### PROVIDED DATA
------------------------------------
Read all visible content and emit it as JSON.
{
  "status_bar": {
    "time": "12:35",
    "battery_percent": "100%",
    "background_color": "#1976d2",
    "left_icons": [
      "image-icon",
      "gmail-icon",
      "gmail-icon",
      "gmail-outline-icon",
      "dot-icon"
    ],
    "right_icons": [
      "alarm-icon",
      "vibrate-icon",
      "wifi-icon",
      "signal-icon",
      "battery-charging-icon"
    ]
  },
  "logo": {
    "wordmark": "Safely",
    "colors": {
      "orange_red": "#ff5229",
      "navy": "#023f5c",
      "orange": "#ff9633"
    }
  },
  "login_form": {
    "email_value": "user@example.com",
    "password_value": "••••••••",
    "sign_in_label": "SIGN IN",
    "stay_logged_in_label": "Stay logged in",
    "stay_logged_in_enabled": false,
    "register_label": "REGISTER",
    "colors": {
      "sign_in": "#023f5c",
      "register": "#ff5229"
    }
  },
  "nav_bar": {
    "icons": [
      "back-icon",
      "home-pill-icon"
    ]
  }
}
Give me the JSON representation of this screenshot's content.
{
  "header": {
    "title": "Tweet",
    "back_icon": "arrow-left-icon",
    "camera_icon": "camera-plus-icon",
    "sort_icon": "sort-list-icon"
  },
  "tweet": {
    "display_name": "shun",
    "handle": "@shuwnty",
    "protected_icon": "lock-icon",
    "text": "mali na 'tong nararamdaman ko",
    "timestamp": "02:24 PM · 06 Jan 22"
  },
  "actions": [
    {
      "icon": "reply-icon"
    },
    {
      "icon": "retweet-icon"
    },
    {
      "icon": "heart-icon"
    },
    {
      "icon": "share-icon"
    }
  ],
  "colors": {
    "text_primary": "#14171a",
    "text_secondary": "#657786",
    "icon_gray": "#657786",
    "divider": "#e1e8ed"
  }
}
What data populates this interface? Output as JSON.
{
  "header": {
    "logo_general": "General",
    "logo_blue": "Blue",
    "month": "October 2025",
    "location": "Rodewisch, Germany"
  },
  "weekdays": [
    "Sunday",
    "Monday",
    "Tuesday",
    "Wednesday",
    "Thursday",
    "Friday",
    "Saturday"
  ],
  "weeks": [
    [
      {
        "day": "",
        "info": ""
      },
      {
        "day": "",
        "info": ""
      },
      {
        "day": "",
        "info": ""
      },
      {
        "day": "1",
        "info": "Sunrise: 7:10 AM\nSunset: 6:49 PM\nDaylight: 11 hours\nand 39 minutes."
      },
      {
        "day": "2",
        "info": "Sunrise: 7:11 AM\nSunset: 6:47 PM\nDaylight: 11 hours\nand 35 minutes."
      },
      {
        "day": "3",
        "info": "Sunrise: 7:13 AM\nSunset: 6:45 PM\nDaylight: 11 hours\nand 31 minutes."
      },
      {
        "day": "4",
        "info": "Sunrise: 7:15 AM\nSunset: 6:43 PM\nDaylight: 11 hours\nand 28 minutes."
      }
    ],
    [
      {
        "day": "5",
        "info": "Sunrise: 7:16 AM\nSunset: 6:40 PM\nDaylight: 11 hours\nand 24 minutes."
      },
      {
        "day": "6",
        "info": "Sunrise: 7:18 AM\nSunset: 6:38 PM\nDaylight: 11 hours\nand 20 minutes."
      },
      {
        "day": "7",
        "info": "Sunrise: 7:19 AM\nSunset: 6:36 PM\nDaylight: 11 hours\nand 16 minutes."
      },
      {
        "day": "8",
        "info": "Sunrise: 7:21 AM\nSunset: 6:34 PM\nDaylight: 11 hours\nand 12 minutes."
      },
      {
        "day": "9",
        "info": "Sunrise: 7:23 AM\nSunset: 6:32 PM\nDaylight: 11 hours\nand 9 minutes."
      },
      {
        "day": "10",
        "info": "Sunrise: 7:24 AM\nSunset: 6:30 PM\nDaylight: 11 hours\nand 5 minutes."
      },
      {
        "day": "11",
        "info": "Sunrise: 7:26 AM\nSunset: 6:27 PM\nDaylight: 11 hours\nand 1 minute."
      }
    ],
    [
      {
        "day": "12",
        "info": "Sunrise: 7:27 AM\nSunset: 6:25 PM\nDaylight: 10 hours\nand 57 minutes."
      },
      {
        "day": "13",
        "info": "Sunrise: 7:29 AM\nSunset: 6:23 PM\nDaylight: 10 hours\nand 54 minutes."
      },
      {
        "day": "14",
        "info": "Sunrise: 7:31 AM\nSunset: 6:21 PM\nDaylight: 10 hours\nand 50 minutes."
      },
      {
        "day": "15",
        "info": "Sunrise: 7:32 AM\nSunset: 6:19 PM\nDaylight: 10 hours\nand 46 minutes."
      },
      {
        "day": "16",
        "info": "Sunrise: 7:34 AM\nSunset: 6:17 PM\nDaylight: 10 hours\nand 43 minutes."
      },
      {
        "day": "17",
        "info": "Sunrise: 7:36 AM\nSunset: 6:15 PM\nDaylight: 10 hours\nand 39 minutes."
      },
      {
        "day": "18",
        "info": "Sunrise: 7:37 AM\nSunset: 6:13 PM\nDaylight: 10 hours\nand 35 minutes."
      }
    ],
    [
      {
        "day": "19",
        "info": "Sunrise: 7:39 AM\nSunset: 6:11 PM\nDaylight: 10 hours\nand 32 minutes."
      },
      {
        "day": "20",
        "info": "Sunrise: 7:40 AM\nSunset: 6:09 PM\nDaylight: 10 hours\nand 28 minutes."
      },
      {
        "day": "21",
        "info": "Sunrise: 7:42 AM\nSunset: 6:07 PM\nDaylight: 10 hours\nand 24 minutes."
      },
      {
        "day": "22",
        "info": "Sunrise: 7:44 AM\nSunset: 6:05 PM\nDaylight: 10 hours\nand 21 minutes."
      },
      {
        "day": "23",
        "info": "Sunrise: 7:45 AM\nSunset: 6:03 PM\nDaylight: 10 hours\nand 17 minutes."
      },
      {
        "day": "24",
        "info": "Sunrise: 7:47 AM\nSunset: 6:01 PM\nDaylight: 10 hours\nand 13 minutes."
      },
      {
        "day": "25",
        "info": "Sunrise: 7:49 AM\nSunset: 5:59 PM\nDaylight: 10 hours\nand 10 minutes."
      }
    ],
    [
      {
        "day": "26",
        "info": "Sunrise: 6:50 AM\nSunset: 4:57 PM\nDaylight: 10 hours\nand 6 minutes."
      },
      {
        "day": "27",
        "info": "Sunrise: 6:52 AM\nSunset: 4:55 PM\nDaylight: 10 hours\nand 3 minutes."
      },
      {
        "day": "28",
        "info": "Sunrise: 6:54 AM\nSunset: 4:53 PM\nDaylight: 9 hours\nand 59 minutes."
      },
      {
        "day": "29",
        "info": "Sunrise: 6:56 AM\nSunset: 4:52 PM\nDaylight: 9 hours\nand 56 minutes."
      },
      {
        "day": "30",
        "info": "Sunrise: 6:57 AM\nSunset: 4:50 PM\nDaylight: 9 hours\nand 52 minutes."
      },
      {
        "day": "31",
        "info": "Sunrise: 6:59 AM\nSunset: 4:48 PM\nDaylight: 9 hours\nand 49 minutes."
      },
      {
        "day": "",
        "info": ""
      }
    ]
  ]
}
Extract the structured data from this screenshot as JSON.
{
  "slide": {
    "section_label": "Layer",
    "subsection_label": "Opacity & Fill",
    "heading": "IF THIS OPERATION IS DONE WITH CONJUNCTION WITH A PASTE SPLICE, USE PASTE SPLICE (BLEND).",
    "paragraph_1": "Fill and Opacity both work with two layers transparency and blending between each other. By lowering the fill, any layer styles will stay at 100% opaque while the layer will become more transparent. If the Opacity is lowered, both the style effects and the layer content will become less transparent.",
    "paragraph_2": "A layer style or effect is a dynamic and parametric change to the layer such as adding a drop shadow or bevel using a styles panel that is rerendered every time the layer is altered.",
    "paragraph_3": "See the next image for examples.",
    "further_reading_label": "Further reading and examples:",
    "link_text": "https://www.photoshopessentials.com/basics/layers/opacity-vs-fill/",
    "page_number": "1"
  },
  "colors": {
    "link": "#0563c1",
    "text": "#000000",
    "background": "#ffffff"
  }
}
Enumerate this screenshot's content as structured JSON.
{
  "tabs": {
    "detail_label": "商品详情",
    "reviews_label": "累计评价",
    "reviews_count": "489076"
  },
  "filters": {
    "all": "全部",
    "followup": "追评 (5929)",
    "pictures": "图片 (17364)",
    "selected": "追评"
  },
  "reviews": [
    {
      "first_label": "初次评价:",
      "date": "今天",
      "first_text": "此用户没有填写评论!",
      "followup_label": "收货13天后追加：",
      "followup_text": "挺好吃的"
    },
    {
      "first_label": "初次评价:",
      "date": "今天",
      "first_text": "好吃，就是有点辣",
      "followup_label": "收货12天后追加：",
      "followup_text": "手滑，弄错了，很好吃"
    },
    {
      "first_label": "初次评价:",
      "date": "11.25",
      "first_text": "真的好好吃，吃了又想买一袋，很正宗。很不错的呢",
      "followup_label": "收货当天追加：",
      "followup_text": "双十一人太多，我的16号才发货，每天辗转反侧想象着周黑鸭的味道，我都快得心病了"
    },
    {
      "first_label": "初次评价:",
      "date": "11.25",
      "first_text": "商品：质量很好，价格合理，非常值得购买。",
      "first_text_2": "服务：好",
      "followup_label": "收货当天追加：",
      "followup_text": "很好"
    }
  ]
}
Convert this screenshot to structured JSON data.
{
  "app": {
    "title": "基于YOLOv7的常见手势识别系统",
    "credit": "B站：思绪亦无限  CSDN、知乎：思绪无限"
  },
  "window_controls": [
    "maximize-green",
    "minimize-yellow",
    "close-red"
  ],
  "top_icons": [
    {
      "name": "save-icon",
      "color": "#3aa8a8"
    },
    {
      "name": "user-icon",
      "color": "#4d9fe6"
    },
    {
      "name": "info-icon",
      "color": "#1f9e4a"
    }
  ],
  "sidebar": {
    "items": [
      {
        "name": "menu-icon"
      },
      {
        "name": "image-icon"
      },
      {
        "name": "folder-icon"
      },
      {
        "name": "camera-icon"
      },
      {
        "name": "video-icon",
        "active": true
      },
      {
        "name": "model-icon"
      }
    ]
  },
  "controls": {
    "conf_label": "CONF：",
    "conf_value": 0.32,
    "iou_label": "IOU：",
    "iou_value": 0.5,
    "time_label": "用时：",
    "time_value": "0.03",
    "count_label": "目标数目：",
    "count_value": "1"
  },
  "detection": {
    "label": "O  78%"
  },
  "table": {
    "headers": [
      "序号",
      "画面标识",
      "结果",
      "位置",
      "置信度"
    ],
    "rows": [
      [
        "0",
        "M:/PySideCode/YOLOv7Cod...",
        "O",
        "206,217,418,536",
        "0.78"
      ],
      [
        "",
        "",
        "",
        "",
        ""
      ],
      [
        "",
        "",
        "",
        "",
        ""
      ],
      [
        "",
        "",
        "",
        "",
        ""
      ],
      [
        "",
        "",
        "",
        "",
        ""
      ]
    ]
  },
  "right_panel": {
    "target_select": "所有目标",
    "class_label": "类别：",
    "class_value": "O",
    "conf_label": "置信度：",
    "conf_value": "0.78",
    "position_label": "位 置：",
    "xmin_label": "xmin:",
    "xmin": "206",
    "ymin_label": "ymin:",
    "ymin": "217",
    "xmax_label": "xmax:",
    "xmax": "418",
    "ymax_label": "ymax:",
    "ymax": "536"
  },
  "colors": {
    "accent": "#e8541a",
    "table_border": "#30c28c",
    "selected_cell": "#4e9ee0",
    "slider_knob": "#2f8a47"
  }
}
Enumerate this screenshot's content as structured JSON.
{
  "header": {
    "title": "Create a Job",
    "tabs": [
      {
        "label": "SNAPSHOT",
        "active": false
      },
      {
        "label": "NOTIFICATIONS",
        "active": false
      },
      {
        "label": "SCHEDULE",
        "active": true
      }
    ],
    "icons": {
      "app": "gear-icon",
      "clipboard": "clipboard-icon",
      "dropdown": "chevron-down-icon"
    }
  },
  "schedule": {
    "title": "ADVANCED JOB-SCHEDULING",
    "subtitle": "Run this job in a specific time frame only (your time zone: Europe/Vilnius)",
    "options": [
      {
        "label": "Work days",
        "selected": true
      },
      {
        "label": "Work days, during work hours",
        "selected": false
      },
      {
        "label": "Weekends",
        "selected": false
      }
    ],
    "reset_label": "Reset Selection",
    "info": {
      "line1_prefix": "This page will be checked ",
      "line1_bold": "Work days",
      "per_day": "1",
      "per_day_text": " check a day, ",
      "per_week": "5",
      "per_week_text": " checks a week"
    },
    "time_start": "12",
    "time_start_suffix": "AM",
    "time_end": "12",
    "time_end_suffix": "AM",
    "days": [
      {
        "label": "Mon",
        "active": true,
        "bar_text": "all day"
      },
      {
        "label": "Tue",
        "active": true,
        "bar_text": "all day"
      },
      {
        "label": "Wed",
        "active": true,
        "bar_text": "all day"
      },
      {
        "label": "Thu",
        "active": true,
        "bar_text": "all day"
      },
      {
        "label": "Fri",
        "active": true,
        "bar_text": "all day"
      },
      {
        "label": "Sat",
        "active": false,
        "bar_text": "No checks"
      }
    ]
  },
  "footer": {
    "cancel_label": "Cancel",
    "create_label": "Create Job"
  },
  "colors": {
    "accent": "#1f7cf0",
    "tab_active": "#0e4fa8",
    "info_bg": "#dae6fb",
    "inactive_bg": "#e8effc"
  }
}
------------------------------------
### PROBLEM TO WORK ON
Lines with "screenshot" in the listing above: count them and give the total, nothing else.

### EXERCISE ANSWER
5